**Action item:**
Identify and copy all lines of the material where the string "subtitle" is found.

**Records to process:**
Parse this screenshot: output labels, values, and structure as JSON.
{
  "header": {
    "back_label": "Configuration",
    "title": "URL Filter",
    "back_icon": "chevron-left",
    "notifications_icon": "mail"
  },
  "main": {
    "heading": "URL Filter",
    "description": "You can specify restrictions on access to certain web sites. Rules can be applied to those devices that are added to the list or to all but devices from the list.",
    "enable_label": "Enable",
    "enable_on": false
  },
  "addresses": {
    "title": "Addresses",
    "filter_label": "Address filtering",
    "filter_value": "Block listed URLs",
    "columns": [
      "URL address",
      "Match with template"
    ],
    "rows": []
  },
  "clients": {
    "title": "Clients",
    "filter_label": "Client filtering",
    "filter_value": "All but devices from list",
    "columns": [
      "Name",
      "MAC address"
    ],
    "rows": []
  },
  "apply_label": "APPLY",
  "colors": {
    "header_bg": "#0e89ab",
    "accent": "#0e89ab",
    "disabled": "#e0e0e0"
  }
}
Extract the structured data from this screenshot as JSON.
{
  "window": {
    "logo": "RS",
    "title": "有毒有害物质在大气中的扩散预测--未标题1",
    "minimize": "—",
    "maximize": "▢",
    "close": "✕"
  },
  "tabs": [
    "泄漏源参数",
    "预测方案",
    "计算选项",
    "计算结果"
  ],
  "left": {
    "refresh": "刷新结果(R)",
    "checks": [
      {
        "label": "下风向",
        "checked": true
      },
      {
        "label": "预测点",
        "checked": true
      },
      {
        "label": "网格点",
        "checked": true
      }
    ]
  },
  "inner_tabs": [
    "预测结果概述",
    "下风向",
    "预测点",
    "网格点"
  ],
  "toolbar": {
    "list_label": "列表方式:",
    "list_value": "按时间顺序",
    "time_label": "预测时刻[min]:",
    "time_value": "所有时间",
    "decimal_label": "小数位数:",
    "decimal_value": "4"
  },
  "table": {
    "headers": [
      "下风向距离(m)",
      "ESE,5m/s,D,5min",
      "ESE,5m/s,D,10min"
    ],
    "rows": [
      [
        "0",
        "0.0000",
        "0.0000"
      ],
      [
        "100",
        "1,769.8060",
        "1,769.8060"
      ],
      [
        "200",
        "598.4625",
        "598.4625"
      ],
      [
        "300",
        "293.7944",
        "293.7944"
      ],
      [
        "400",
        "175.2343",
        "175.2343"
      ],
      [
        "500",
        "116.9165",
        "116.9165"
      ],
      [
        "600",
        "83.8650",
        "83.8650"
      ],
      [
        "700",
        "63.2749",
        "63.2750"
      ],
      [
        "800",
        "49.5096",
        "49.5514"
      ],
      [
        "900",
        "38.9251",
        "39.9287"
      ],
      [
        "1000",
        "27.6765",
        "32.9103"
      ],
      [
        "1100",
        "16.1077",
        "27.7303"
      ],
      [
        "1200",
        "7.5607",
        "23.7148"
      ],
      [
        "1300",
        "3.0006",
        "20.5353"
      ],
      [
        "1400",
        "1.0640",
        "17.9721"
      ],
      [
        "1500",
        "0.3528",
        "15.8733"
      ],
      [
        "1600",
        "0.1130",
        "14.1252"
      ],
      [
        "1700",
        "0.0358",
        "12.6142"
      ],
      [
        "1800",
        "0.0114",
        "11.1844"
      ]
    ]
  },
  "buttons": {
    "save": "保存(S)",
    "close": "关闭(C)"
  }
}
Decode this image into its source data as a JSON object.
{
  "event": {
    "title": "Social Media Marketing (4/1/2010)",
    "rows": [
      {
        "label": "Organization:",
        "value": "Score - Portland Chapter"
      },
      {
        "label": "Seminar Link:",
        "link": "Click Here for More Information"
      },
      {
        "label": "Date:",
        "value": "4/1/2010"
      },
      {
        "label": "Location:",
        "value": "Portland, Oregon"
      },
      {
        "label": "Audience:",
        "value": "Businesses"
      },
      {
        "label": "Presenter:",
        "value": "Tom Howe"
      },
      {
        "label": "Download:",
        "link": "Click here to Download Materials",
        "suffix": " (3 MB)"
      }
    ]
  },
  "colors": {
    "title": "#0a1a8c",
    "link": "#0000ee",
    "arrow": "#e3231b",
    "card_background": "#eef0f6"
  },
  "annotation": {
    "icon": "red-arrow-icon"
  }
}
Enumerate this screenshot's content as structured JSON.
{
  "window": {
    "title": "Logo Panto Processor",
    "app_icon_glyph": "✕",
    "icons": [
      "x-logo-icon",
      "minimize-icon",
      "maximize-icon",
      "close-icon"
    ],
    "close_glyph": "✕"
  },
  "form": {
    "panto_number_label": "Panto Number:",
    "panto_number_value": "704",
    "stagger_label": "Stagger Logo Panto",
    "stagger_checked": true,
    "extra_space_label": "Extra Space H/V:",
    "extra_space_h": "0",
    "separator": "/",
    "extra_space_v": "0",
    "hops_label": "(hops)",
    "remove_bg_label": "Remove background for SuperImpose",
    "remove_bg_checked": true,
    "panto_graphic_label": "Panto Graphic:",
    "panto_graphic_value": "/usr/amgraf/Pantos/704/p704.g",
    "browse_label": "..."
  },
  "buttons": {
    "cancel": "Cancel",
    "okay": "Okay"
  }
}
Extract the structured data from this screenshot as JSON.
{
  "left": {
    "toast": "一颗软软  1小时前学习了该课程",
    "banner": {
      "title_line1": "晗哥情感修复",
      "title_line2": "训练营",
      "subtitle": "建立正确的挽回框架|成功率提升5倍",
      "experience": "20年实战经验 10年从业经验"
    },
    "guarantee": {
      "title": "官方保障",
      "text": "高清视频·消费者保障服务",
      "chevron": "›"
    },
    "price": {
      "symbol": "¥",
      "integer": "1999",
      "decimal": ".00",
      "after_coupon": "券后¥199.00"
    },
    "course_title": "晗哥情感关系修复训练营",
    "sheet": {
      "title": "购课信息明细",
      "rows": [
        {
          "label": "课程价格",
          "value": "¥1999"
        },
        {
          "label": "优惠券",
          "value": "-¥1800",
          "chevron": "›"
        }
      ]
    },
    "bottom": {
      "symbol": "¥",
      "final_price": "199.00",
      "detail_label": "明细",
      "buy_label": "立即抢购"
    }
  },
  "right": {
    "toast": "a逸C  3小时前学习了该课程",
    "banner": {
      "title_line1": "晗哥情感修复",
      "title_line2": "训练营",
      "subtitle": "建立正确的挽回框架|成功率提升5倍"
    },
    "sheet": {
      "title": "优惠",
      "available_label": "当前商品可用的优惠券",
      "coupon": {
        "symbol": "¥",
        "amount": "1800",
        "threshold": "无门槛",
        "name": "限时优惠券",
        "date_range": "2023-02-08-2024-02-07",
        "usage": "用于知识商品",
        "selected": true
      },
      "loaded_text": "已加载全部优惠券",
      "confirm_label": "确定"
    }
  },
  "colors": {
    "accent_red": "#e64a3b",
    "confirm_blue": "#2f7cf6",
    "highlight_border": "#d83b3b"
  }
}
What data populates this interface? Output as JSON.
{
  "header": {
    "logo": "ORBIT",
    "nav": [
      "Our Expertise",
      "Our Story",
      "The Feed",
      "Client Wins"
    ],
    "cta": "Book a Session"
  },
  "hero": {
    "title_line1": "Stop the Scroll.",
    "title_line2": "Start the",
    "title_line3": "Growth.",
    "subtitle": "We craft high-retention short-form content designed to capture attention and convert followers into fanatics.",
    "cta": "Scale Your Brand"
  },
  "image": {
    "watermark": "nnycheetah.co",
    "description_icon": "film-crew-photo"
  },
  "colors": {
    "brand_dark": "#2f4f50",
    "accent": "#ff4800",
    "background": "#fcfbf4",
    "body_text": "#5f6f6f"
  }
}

**Completed exercise:**
      "subtitle": "建立正确的挽回框架|成功率提升5倍",
      "subtitle": "建立正确的挽回框架|成功率提升5倍"
    "subtitle": "We craft high-retention short-form content designed to capture attention and convert followers into fanatics.",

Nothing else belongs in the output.